In September 2009, Rothman was criticized by the Center for Public Integrity, a non-partisan government watchdog organization, for his role in securing a $1.5 million earmark appropriation for a defense contracting firm that had hired his former employee Jeff Zucker as its lobbyist. Zucker contributed and raised thousands of dollars for Rothman's campaign fund. News accounts later reported that a witness in a federal corruption trial had offered testimony asserting that Rothman had written several letters supporting the clients of a lobbying firm co-owned by Dennis Oury, who subsequently pled guilty to the federal charges; Rothman had been one of the largest beneficiaries of Oury's campaign contributions in the years prior to Oury's conviction.
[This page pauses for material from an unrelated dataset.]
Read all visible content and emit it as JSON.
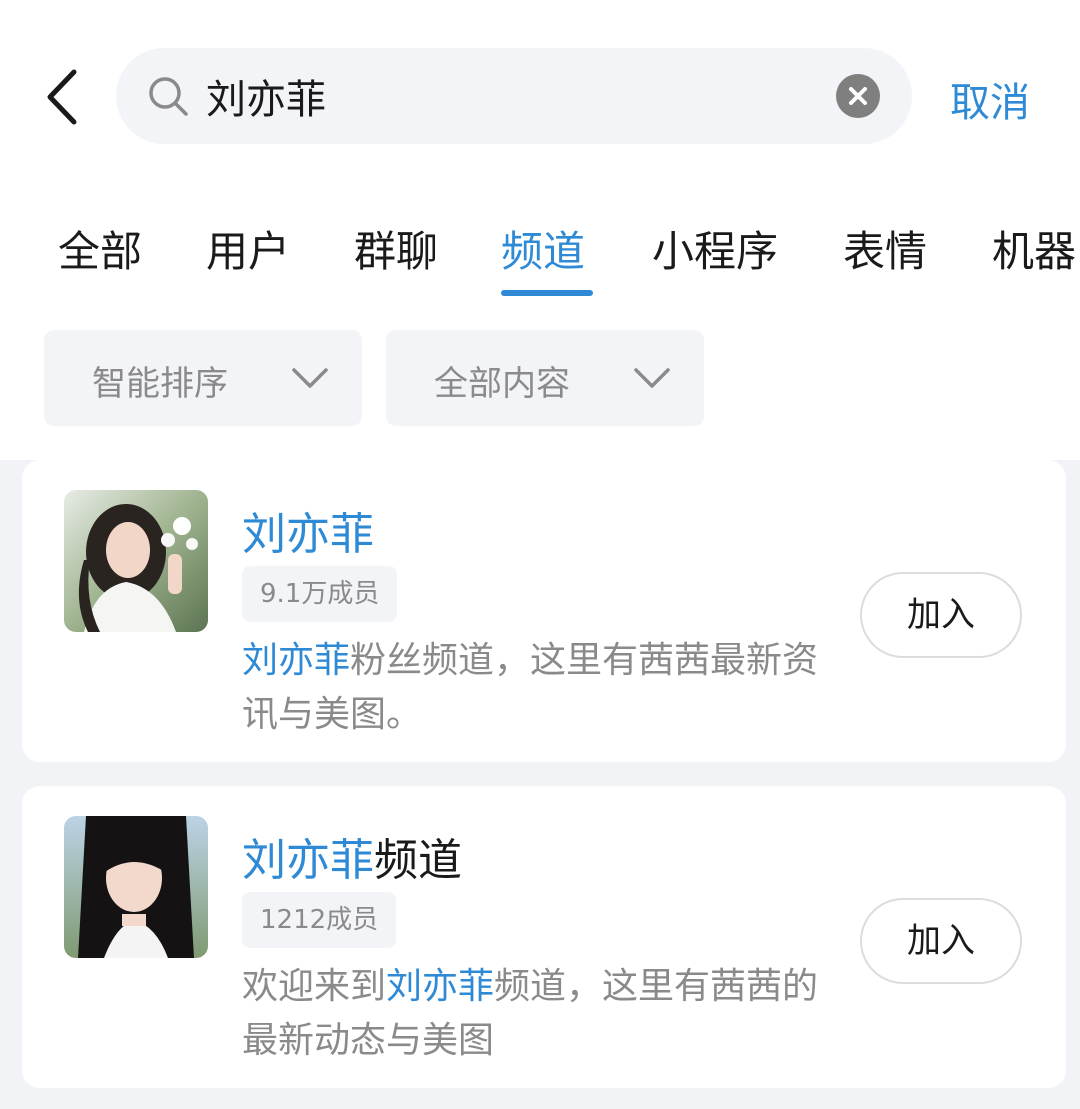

In October 2010, the New York Times reported the announcement by the U.S. Food and Drug Administration that it was revoking an approval granted to an experimental patch purporting to heal injured knees, an approval that an F.D.A. report stated had been improperly granted in 2008 in part as a result of "extreme" and "unusual" political pressure mounted by Rothman and three other New Jersey legislators. Executives at the company that produced the patch, ReGen Biologics, which was based in Rothman's district in Hackensack, had contributed a total of $11,300 to his various campaign committees. The Times criticized Rothman by name in a stinging editorial describing the episode as "a shabby affair" that "shines much-needed light on the insidious ways that politicians can influence regulatory decisions — and the insidious influence of money in politics."

Rothman has a lifetime rating of 82.54% with Progressive Punch, which in 2006 ranked him as the 162nd most Progressive member of Congress. He is listed by as the 107th most powerful person in the House of Representatives and the 104th most powerful Democrat. According to the National Journal, Rothman had a composite liberal score of 82 as of 2006.

Rothman was featured on Comedy Central's The Colbert Report, in Stephen Colbert's part nine of the "Better Know A District" segment, which highlighted Rothman and New Jersey's 9th District, and originally aired on January 12, 2006. In February 2010, Rothman announced $4.7 million in funding from the U.S. Department of Defense to train military medical professionals in bloodless medicine at Englewood Hospital and Medical Center.

In November 2010, Rothman's longtime Chief of Staff, Robert Decheine, was arrested in Gaithersburg, Maryland on charges of soliciting sex from someone who had allegedly identified "herself" to him over the Internet as a 15-year-old girl, but who in reality was a law enforcement agent in a sting operation organized by federal and local authorities. Rothman promptly fired Decheine after being informed of the arrest.

Committee assignments

  • Committee on Appropriations
  • Subcommittee on Defense
  • Subcommittee on State, Foreign Operations, and Related Programs
  • Caucus memberships

  • Congressional Missing and Exploited Children Caucus
  • House Caucus on U.S.-Israel Security Cooperation
  • International Conservation Caucus
  • U.S.-Philippines Friendship Congressional Caucus
  • Congressional Arts Caucus
  • Personal life

    Steve Rothman has two children: John and Karen.

    Rothman married the former Jennifer Anne Beckenstein on August 18, 2006, after having met her through the Jewish dating service JDate. The combined family resided in Fair Lawn, New Jersey.

    On January 18, 2011, Rothman’s office announced his divorce from Jennifer Rothman.


    Steve Rothman Wikipedia